Records for the exercise —
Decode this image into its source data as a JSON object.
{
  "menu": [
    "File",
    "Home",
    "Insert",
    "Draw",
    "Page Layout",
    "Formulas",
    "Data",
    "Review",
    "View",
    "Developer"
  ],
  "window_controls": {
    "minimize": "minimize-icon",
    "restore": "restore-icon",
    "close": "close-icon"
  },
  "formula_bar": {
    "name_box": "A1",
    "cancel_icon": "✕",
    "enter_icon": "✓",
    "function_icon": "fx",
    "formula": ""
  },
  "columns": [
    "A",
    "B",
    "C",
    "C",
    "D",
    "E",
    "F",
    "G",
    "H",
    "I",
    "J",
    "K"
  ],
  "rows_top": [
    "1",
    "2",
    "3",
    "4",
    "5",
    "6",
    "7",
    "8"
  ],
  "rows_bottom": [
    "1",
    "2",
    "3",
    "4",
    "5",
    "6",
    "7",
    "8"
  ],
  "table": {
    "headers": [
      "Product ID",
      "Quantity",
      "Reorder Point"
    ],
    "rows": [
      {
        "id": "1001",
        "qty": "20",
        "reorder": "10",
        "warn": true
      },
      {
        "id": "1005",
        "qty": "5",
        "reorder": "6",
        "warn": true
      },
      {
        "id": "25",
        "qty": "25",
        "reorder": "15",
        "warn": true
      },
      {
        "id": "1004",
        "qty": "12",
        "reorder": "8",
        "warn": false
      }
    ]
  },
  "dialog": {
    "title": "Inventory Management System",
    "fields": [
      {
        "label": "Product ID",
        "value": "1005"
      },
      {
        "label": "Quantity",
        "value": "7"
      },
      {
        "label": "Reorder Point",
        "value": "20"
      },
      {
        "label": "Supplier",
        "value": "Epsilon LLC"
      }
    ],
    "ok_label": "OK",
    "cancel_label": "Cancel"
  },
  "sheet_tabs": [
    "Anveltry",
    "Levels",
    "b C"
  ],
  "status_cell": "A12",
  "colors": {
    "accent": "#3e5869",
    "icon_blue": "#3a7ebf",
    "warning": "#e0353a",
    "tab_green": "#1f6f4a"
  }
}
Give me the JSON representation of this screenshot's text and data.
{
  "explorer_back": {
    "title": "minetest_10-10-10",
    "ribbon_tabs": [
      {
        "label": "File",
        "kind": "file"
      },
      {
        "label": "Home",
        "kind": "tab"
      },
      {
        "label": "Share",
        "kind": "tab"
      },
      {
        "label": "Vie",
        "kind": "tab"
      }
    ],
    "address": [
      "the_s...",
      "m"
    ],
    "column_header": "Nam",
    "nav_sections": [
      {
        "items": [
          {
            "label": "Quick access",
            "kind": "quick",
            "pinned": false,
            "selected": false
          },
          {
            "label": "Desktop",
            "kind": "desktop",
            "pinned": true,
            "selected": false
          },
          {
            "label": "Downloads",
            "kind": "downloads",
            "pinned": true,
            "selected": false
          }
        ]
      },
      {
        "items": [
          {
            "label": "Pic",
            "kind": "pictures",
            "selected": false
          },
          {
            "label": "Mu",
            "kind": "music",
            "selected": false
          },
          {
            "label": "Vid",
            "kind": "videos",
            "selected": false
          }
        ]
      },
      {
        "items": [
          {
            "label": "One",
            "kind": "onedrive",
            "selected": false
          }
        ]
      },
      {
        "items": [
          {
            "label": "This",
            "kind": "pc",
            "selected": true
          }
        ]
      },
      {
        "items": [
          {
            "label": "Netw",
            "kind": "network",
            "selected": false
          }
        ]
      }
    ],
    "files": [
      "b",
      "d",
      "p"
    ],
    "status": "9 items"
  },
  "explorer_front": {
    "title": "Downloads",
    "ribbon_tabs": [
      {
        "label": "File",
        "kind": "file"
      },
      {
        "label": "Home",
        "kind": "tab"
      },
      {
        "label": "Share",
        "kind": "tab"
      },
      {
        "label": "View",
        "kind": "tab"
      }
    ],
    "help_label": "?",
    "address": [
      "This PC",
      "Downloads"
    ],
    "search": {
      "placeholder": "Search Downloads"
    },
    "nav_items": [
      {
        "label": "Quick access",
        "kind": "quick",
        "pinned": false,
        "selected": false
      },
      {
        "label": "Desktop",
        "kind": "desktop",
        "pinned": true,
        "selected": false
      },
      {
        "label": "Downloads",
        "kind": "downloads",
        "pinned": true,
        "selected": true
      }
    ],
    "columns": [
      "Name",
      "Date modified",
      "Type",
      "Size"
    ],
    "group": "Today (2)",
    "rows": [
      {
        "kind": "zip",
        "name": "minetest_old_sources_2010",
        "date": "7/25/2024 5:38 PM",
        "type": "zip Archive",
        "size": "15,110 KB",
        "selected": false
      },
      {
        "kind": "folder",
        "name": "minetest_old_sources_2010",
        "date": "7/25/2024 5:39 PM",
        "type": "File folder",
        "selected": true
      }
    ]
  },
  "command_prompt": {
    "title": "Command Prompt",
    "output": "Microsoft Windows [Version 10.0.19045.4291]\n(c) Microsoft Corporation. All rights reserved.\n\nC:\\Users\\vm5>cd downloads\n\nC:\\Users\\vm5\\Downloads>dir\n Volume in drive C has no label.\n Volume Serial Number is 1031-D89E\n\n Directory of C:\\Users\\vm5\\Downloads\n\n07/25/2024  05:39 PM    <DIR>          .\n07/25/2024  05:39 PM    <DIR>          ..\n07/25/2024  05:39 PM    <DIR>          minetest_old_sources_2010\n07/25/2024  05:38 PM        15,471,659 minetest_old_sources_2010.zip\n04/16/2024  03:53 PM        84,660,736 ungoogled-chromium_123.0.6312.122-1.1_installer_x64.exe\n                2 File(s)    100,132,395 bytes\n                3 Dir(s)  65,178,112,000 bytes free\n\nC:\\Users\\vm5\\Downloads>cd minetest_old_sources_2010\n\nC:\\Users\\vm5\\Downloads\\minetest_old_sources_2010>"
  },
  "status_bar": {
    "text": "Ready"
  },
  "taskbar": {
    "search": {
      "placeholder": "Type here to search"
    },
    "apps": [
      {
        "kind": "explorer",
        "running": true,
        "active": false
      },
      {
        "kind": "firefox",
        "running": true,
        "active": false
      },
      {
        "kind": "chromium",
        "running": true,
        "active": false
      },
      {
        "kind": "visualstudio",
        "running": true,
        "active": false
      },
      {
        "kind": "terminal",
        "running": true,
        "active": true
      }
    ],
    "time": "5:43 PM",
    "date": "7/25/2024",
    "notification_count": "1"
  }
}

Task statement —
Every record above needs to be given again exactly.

Output for this task —
Decode this image into its source data as a JSON object.
{
  "menu": [
    "File",
    "Home",
    "Insert",
    "Draw",
    "Page Layout",
    "Formulas",
    "Data",
    "Review",
    "View",
    "Developer"
  ],
  "window_controls": {
    "minimize": "minimize-icon",
    "restore": "restore-icon",
    "close": "close-icon"
  },
  "formula_bar": {
    "name_box": "A1",
    "cancel_icon": "✕",
    "enter_icon": "✓",
    "function_icon": "fx",
    "formula": ""
  },
  "columns": [
    "A",
    "B",
    "C",
    "C",
    "D",
    "E",
    "F",
    "G",
    "H",
    "I",
    "J",
    "K"
  ],
  "rows_top": [
    "1",
    "2",
    "3",
    "4",
    "5",
    "6",
    "7",
    "8"
  ],
  "rows_bottom": [
    "1",
    "2",
    "3",
    "4",
    "5",
    "6",
    "7",
    "8"
  ],
  "table": {
    "headers": [
      "Product ID",
      "Quantity",
      "Reorder Point"
    ],
    "rows": [
      {
        "id": "1001",
        "qty": "20",
        "reorder": "10",
        "warn": true
      },
      {
        "id": "1005",
        "qty": "5",
        "reorder": "6",
        "warn": true
      },
      {
        "id": "25",
        "qty": "25",
        "reorder": "15",
        "warn": true
      },
      {
        "id": "1004",
        "qty": "12",
        "reorder": "8",
        "warn": false
      }
    ]
  },
  "dialog": {
    "title": "Inventory Management System",
    "fields": [
      {
        "label": "Product ID",
        "value": "1005"
      },
      {
        "label": "Quantity",
        "value": "7"
      },
      {
        "label": "Reorder Point",
        "value": "20"
      },
      {
        "label": "Supplier",
        "value": "Epsilon LLC"
      }
    ],
    "ok_label": "OK",
    "cancel_label": "Cancel"
  },
  "sheet_tabs": [
    "Anveltry",
    "Levels",
    "b C"
  ],
  "status_cell": "A12",
  "colors": {
    "accent": "#3e5869",
    "icon_blue": "#3a7ebf",
    "warning": "#e0353a",
    "tab_green": "#1f6f4a"
  }
}
Give me the JSON representation of this screenshot's text and data.
{
  "explorer_back": {
    "title": "minetest_10-10-10",
    "ribbon_tabs": [
      {
        "label": "File",
        "kind": "file"
      },
      {
        "label": "Home",
        "kind": "tab"
      },
      {
        "label": "Share",
        "kind": "tab"
      },
      {
        "label": "Vie",
        "kind": "tab"
      }
    ],
    "address": [
      "the_s...",
      "m"
    ],
    "column_header": "Nam",
    "nav_sections": [
      {
        "items": [
          {
            "label": "Quick access",
            "kind": "quick",
            "pinned": false,
            "selected": false
          },
          {
            "label": "Desktop",
            "kind": "desktop",
            "pinned": true,
            "selected": false
          },
          {
            "label": "Downloads",
            "kind": "downloads",
            "pinned": true,
            "selected": false
          }
        ]
      },
      {
        "items": [
          {
            "label": "Pic",
            "kind": "pictures",
            "selected": false
          },
          {
            "label": "Mu",
            "kind": "music",
            "selected": false
          },
          {
            "label": "Vid",
            "kind": "videos",
            "selected": false
          }
        ]
      },
      {
        "items": [
          {
            "label": "One",
            "kind": "onedrive",
            "selected": false
          }
        ]
      },
      {
        "items": [
          {
            "label": "This",
            "kind": "pc",
            "selected": true
          }
        ]
      },
      {
        "items": [
          {
            "label": "Netw",
            "kind": "network",
            "selected": false
          }
        ]
      }
    ],
    "files": [
      "b",
      "d",
      "p"
    ],
    "status": "9 items"
  },
  "explorer_front": {
    "title": "Downloads",
    "ribbon_tabs": [
      {
        "label": "File",
        "kind": "file"
      },
      {
        "label": "Home",
        "kind": "tab"
      },
      {
        "label": "Share",
        "kind": "tab"
      },
      {
        "label": "View",
        "kind": "tab"
      }
    ],
    "help_label": "?",
    "address": [
      "This PC",
      "Downloads"
    ],
    "search": {
      "placeholder": "Search Downloads"
    },
    "nav_items": [
      {
        "label": "Quick access",
        "kind": "quick",
        "pinned": false,
        "selected": false
      },
      {
        "label": "Desktop",
        "kind": "desktop",
        "pinned": true,
        "selected": false
      },
      {
        "label": "Downloads",
        "kind": "downloads",
        "pinned": true,
        "selected": true
      }
    ],
    "columns": [
      "Name",
      "Date modified",
      "Type",
      "Size"
    ],
    "group": "Today (2)",
    "rows": [
      {
        "kind": "zip",
        "name": "minetest_old_sources_2010",
        "date": "7/25/2024 5:38 PM",
        "type": "zip Archive",
        "size": "15,110 KB",
        "selected": false
      },
      {
        "kind": "folder",
        "name": "minetest_old_sources_2010",
        "date": "7/25/2024 5:39 PM",
        "type": "File folder",
        "selected": true
      }
    ]
  },
  "command_prompt": {
    "title": "Command Prompt",
    "output": "Microsoft Windows [Version 10.0.19045.4291]\n(c) Microsoft Corporation. All rights reserved.\n\nC:\\Users\\vm5>cd downloads\n\nC:\\Users\\vm5\\Downloads>dir\n Volume in drive C has no label.\n Volume Serial Number is 1031-D89E\n\n Directory of C:\\Users\\vm5\\Downloads\n\n07/25/2024  05:39 PM    <DIR>          .\n07/25/2024  05:39 PM    <DIR>          ..\n07/25/2024  05:39 PM    <DIR>          minetest_old_sources_2010\n07/25/2024  05:38 PM        15,471,659 minetest_old_sources_2010.zip\n04/16/2024  03:53 PM        84,660,736 ungoogled-chromium_123.0.6312.122-1.1_installer_x64.exe\n                2 File(s)    100,132,395 bytes\n                3 Dir(s)  65,178,112,000 bytes free\n\nC:\\Users\\vm5\\Downloads>cd minetest_old_sources_2010\n\nC:\\Users\\vm5\\Downloads\\minetest_old_sources_2010>"
  },
  "status_bar": {
    "text": "Ready"
  },
  "taskbar": {
    "search": {
      "placeholder": "Type here to search"
    },
    "apps": [
      {
        "kind": "explorer",
        "running": true,
        "active": false
      },
      {
        "kind": "firefox",
        "running": true,
        "active": false
      },
      {
        "kind": "chromium",
        "running": true,
        "active": false
      },
      {
        "kind": "visualstudio",
        "running": true,
        "active": false
      },
      {
        "kind": "terminal",
        "running": true,
        "active": true
      }
    ],
    "time": "5:43 PM",
    "date": "7/25/2024",
    "notification_count": "1"
  }
}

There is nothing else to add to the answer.